3. The cases Westport cites only deal with statutory or contractual remedies for property damage. See, e.g., Essex Ins.Co. v. BloomSouth Flooring Corp., 562 F.3d 399, 406 (1st Cir. 2009) (holding that because odors can “consitute physical injury to property under Massachusetts law,” they qualify as property damage under Essex's insurance policy); Guaranty-First Trust Co. v. Textron, Inc., 622 N.E.2d 597, 597 (Mass. 1993)(addressing whether lost rent is compensable under the Massachusetts Oil and Hazardous Material Release Prevention Act); Clean Harbors Envtl. Servs. Inc. v. Bos. Basement Techs., Inc., 916 N.E.2d 406, 409-10 (Mass. App. Ct. 2009) (interpreting the scope of an insurance policy's exclusion provision for property damage). They are inapposite here because Westport is bringing a common law claim.
4. Westport disputes this by arguing that it was legally compelled to remove the PCBs at WMS. But whether the remediation was required by EPA regulations or the TSCA is a causation issue that we need not address here.
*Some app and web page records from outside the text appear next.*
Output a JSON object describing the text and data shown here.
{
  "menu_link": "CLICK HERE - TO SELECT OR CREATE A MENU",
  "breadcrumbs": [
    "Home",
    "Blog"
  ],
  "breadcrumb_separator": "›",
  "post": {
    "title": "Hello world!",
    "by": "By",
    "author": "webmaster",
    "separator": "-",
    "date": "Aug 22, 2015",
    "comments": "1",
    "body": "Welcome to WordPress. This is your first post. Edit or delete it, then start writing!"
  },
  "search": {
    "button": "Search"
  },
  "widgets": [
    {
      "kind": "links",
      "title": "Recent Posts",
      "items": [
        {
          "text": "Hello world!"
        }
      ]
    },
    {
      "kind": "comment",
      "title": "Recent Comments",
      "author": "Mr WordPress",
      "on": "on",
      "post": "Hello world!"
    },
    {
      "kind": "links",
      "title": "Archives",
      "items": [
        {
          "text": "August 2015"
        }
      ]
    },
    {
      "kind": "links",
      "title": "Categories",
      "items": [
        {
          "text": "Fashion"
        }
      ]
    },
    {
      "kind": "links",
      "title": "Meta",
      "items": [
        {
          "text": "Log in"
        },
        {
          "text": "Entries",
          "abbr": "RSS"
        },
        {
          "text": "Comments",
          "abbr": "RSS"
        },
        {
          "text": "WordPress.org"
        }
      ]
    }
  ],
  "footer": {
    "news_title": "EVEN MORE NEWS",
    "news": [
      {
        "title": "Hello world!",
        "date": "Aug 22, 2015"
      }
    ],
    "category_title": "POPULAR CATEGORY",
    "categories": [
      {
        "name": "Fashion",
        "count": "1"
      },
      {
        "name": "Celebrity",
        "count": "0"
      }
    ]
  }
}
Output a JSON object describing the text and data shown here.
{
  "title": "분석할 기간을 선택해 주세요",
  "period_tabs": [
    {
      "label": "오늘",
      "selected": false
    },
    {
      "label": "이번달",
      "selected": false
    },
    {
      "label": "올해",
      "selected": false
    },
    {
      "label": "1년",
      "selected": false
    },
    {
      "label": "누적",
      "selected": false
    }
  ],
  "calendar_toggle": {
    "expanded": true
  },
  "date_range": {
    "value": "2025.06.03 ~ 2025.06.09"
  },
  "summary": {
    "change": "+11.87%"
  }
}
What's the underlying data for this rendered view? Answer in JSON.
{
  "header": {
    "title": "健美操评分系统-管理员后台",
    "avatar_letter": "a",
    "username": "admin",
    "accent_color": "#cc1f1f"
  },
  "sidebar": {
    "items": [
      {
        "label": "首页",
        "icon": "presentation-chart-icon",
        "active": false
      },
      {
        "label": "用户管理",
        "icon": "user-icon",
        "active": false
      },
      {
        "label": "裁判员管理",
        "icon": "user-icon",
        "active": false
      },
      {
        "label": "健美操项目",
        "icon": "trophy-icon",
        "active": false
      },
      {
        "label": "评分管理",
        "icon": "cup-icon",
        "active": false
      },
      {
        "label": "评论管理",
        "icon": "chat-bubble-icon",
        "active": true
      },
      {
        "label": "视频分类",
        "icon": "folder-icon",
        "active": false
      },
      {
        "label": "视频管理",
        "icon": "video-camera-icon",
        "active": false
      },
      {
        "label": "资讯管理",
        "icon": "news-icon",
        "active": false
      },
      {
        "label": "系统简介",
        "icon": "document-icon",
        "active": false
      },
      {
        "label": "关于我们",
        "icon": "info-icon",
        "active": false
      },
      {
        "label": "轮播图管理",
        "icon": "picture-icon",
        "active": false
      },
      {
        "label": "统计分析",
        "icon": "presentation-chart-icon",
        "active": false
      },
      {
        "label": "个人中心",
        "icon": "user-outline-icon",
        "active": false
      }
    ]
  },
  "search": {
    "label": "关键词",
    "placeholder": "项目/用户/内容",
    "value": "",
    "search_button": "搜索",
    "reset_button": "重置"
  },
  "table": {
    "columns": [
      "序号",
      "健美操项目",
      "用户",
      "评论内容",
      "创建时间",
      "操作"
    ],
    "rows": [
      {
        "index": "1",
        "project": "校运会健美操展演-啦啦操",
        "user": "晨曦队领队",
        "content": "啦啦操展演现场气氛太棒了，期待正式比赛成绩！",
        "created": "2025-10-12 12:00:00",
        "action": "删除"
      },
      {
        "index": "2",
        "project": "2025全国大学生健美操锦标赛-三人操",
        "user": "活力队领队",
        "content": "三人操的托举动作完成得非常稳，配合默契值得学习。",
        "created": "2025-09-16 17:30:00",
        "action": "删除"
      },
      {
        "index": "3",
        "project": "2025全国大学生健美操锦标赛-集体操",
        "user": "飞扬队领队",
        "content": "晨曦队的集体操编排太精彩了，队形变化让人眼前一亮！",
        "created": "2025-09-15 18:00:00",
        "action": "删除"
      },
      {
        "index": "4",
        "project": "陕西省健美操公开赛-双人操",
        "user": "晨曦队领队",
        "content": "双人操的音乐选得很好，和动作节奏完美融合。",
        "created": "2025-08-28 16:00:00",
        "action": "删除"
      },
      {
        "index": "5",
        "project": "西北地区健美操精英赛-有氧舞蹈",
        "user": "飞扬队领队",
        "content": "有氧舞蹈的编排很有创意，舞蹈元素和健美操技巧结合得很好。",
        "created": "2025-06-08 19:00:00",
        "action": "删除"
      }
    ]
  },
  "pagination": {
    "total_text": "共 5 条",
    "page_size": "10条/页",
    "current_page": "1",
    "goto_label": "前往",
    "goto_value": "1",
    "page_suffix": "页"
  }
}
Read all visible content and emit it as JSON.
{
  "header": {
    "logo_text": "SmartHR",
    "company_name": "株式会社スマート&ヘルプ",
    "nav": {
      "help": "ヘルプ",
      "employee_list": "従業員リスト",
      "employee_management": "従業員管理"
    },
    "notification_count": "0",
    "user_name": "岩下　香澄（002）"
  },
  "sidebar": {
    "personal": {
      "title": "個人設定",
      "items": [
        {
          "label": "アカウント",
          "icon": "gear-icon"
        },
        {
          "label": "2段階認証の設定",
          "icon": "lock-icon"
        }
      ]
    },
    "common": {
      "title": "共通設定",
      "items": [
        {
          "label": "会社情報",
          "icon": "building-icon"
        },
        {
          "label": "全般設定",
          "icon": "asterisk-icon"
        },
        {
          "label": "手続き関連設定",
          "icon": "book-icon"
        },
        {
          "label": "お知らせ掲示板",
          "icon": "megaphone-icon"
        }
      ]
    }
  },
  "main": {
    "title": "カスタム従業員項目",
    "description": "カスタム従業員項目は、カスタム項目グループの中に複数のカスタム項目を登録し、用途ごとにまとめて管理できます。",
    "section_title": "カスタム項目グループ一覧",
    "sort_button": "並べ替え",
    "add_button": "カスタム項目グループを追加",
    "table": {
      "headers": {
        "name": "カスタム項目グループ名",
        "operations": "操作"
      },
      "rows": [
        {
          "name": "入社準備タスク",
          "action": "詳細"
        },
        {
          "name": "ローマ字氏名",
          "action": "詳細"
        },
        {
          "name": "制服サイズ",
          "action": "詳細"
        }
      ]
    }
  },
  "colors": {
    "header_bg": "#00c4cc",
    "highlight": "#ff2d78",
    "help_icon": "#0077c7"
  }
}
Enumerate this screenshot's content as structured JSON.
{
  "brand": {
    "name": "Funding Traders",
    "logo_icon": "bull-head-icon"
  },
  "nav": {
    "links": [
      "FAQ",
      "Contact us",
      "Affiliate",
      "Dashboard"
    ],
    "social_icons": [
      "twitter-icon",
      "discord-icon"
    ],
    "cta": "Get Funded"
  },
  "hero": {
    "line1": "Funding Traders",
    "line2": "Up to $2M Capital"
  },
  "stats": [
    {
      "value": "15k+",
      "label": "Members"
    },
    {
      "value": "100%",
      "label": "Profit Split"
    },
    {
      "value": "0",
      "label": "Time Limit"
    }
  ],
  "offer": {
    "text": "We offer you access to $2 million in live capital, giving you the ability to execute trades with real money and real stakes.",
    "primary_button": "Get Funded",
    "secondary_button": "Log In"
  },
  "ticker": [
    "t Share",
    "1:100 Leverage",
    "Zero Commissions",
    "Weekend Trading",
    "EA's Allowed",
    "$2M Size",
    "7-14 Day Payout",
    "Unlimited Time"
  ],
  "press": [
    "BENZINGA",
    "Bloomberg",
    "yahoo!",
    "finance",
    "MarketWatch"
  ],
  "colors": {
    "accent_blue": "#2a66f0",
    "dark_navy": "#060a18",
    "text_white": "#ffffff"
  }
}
It has no bearing on what harms Monsanto should have foreseen, and warned its customers about, in 1969. Indeed, the TSCA was not enacted until 1976.
5. Westport's expert, Dr. Matson, states in his expert report that certain studies “demonstrated that Monsanto should have understood that plasticizers volatilize from polymers, regardless of whether the polymer is a thin coating like paint or a thicker material like joint sealant.” But those studies only suggest that there is a basis for concluding PCBs volatilize from caulk, not that there was a risk they would do so at levels that pose a health risk. Simply put, Westport fails to provide any basis for concluding that PCBs volatilize from caulk, paints, and resins at the same rate.
6. The only evidence to the contrary is the expert report by Dr. Matson, which stated that “Monsanto produced and sold PCB-containing Aroclors as plasticizers for polysulfide sealants and other building materials ․ knowing that volatilization of PCBs would result in PCB contamination in indoor air ․” The district court correctly excluded this testimony, however, because Dr. Matson cannot testify to Monsanto's specific knowledge or motivations. See In re Toyota Motor Corp., 978 F. Supp. 2d 1053, 1087 (C.D. Cal. 2013) (holding that “Toyota's knowledge (or lack thereof) is not a proper subject for expert testimony, and it must be established (if at all) by other evidence”).
7. Because Pharmacia only has a duty to warn of foreseeable dangers, our ruling on foreseeability also disposes of Westport's negligence claim for failure to warn.
LYNCH, Circuit Judge.